One recent session began with an exercise module in the lower half of the room, set out with chairs draped with therabands. "Let's all move into a circle," Sandy said, as she transitioned the group to the exercise segment of the afternoon. "I've been going around in circles all my life," said Jason, the group comedian, as Barbara, the exercise specialist, turned on her portable stereo.
Barbara proceeded to take participants through a total body workout using the therabands. Two sat, but most stood to move more easily, and everyone stayed focused. When Barbara ended the session by playing a favorite "oldie," all sang and swayed to the music.
Back at their table, Sandy formally introduced a new member, a retired circuit court of appeals judge. Present at the group that day were a retired neurologist, another retired judge, a man who owned a clothing company and a former social worker. All listened courteously as the newcomer told them about himself.
The next activity was creative writing. Stacey, their writing instructor, passed around the notebooks that each participant keeps at the center. The day's theme was "New York in the spring." Sandy distributed guide questions to help them get started. What do you see, smell, notice, feel as the season changes? Do you have a memory of New York in the spring? Does it call to mind a favorite place?"
All worked very hard, but Stacy and Sandy had to help two members who could no longer write. Their murmuring disturbed one of the group members, who complained that he couldn't concentrate because they were distracting him.

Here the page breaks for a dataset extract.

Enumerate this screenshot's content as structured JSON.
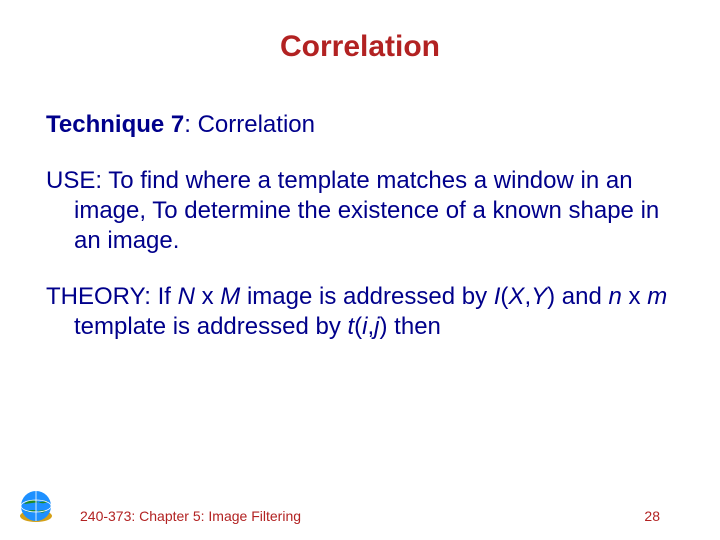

Emotions began to run high as others joined in. Finally, someone suggested that the next time they write in their notebooks, "help" takes place in another part of the room. Feathers unruffled, all settled down and Sandy left the room to bring in a cart with refreshments.
As they drank their coffee and nibbled on cookies, participants took turns reading out loud what they had written. Roy, the neurologist, had written about how he met his future wife in the spring. "We were both kids," he commented. Sandy, who knew his history, added gently, "But you made a marriage that lasted 60 years." Touching his wedding ring, he agreed.
"This group is so great because it helps us take stuff from the back of our heads and remember," a member commented. "We celebrate ourselves all the time," another chuckled. To the observer, there was little doubt that in this sunny room, for three hours, three times a week, dementia is kept at bay.